### EXERCISE GOAL
From the entries that follow, copy each line in which "active" appears.

BEGIN EXCERPTED DATA

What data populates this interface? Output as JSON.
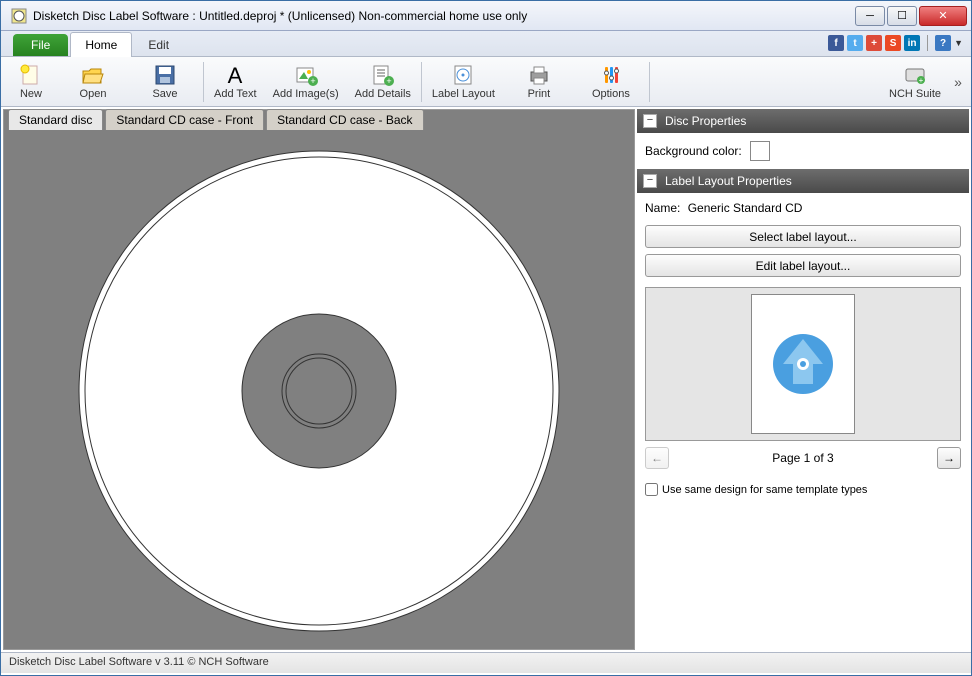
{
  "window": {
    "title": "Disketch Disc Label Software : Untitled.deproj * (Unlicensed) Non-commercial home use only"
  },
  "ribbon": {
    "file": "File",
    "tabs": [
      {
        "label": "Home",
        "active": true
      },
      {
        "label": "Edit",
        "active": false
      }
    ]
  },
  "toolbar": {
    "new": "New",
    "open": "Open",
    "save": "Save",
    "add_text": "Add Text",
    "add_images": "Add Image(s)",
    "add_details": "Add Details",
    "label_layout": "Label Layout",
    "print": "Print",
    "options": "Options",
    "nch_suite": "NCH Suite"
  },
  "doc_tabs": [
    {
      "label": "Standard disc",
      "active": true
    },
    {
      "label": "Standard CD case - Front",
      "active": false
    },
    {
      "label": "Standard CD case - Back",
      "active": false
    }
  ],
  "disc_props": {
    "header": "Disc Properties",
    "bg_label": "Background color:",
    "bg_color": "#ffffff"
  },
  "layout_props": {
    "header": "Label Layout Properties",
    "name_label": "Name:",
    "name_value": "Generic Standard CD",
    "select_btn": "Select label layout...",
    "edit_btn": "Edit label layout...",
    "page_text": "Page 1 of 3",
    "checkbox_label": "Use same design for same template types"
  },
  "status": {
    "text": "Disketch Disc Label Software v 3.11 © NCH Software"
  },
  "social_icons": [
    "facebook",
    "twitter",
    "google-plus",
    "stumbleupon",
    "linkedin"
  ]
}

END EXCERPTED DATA

### SOLUTION FOR THIS PROBLEM
        "active": true
        "active": false
      "active": true
      "active": false
      "active": false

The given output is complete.